Extracted information Start Marker

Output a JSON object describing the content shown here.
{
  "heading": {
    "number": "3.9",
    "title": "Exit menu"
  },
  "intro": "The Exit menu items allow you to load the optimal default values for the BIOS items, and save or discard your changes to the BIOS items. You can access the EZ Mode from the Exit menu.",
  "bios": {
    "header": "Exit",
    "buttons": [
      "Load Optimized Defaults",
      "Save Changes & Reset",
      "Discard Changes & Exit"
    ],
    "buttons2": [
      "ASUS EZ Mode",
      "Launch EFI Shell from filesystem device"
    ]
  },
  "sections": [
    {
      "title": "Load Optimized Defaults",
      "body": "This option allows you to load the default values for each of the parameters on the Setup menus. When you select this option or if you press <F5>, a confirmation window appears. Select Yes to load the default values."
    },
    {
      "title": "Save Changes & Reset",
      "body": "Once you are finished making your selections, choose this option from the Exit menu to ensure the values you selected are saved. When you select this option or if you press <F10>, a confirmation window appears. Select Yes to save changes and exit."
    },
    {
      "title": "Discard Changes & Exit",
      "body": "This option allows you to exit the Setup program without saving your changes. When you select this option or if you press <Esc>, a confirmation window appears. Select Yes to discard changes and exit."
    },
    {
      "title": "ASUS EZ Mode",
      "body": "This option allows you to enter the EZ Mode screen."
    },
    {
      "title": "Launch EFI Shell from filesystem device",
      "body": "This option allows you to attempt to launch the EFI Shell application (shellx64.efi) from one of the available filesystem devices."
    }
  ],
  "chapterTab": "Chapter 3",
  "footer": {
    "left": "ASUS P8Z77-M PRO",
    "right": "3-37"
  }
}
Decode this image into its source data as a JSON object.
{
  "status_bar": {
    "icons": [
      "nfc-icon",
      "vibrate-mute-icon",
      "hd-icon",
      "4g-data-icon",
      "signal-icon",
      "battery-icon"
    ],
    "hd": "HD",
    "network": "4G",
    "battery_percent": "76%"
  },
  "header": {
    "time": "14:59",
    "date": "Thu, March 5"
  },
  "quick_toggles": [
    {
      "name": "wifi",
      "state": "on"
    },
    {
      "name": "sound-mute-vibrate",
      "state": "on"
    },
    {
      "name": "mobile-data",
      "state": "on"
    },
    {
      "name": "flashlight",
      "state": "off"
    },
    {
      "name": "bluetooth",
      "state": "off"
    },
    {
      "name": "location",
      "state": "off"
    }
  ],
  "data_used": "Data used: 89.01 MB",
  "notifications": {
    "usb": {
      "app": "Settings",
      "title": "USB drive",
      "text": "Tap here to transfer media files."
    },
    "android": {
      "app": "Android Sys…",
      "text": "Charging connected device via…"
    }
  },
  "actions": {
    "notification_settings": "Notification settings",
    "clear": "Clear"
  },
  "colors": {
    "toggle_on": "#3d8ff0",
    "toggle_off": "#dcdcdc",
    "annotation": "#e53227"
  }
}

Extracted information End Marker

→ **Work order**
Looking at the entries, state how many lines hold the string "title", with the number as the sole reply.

→ **Answer for this exercise**
7